Strikes planned by thousands of rail workers, which would have caused travel chaos across the country over the next week, were called off today as last-ditch talks resolved a pay row.
The Rail Maritime and Transport union said it had reached a deal with Network Rail, averting a 24-hour walkout from noon on Friday and a 48-hour stoppage next week.
The announcement followed an agreement between Network Rail and the union's executive about the earlier implementation of a 35-hour working week for signallers.
Welcoming the news, Network Rail chief executive John Armitt said: "This is good news for passengers and freight customers, who are no longer facing the disruption of a strike.
"This is also good news for our people, who could soon have their new pay deal implemented.

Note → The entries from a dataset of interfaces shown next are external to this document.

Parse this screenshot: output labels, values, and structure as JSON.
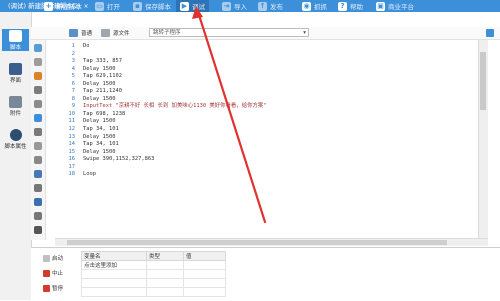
{
  "window": {
    "title": "(调试) 新建脚本(2)",
    "tab_label": "新建脚本(2)",
    "tab_close": "×"
  },
  "toolbar": {
    "items": [
      {
        "label": "新建脚本",
        "icon": "plus-icon"
      },
      {
        "label": "打开",
        "icon": "folder-icon"
      },
      {
        "label": "保存脚本",
        "icon": "save-icon"
      },
      {
        "label": "调试",
        "icon": "play-icon"
      },
      {
        "label": "导入",
        "icon": "import-icon"
      },
      {
        "label": "发布",
        "icon": "publish-icon"
      },
      {
        "label": "抓抓",
        "icon": "camera-icon"
      },
      {
        "label": "帮助",
        "icon": "help-icon"
      },
      {
        "label": "商业平台",
        "icon": "shop-icon"
      }
    ]
  },
  "sidebar": {
    "items": [
      {
        "label": "脚本",
        "icon": "script-icon"
      },
      {
        "label": "界面",
        "icon": "layout-icon"
      },
      {
        "label": "附件",
        "icon": "attachment-icon"
      },
      {
        "label": "脚本属性",
        "icon": "info-icon"
      }
    ]
  },
  "editbar": {
    "normal_label": "普通",
    "source_label": "源文件",
    "select_value": "跳转子程序"
  },
  "editor": {
    "lines": [
      "Do",
      "",
      "Tap 333, 857",
      "Delay 1500",
      "Tap 629,1102",
      "Delay 1500",
      "Tap 211,1240",
      "Delay 1500",
      "InputText \"京耕不好 长相 长到 加美味心1130 美好你看看，给你方案\"",
      "Tap 698, 1238",
      "Delay 1500",
      "Tap 34, 101",
      "Delay 1500",
      "Tap 34, 101",
      "Delay 1500",
      "Swipe 390,1152,327,863",
      "",
      "Loop"
    ]
  },
  "bottom": {
    "run_buttons": [
      {
        "label": "启动",
        "icon": "start-icon"
      },
      {
        "label": "中止",
        "icon": "stop-icon"
      },
      {
        "label": "暂停",
        "icon": "pause-icon"
      }
    ],
    "variables": {
      "columns": [
        "变量名",
        "类型",
        "值"
      ],
      "rows": [
        [
          "点击这里添加",
          "",
          ""
        ]
      ]
    }
  },
  "colors": {
    "accent": "#3c8fd9",
    "annotation": "#e0322f"
  }
}
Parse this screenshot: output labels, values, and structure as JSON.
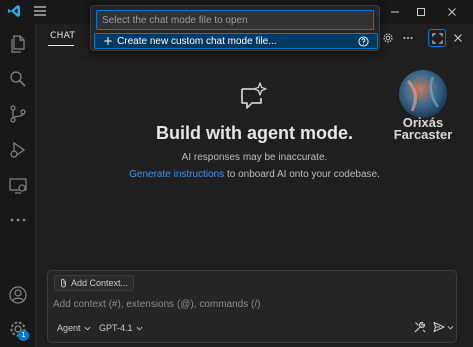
{
  "colors": {
    "accent": "#0078d4",
    "link": "#3794ff",
    "logo_blue": "#23a9f2",
    "badge": "#0078d4"
  },
  "titlebar": {
    "icons": [
      "vscode-logo-icon",
      "menu-icon",
      "minimize-icon",
      "maximize-icon",
      "close-icon"
    ]
  },
  "activitybar": {
    "items": [
      {
        "icon": "explorer-icon"
      },
      {
        "icon": "search-icon"
      },
      {
        "icon": "source-control-icon"
      },
      {
        "icon": "run-debug-icon"
      },
      {
        "icon": "remote-explorer-icon"
      },
      {
        "icon": "more-icon"
      }
    ],
    "bottom": [
      {
        "icon": "account-icon"
      },
      {
        "icon": "settings-gear-icon",
        "badge": "1"
      }
    ]
  },
  "panel": {
    "tab_label": "CHAT",
    "actions": [
      "settings-gear-icon",
      "more-icon",
      "maximize-panel-icon",
      "close-icon"
    ]
  },
  "quickpick": {
    "placeholder": "Select the chat mode file to open",
    "items": [
      {
        "label": "Create new custom chat mode file...",
        "icon": "plus-icon",
        "help_icon": "question-icon"
      }
    ]
  },
  "watermark": {
    "line1": "Orixás",
    "line2": "Farcaster"
  },
  "welcome": {
    "icon": "chat-sparkle-icon",
    "title": "Build with agent mode.",
    "subtitle": "AI responses may be inaccurate.",
    "link_text": "Generate instructions",
    "link_suffix": " to onboard AI onto your codebase."
  },
  "chat_input": {
    "add_context_label": "Add Context...",
    "placeholder": "Add context (#), extensions (@), commands (/)",
    "mode_label": "Agent",
    "model_label": "GPT-4.1",
    "tools_icon": "tools-icon",
    "send_icon": "send-icon"
  }
}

"We hope RMT members will vote to accept this deal, which includes a generous rise in pay and benefits, and which would see the 35-hour working starting next month."
The RMT will recommend the pay deal, with the 35-hour working week now starting in August, to its members in a referendum which will close on July 28.
Under the proposed deal, workers will receive a pay rise of 3.2 per cent backdated to April, an increase of the rate of inflation plus 0.75 per cent from April 2007, a 35-hour week from next month, an increase in travel subsidies and improved London allowances.Reuse content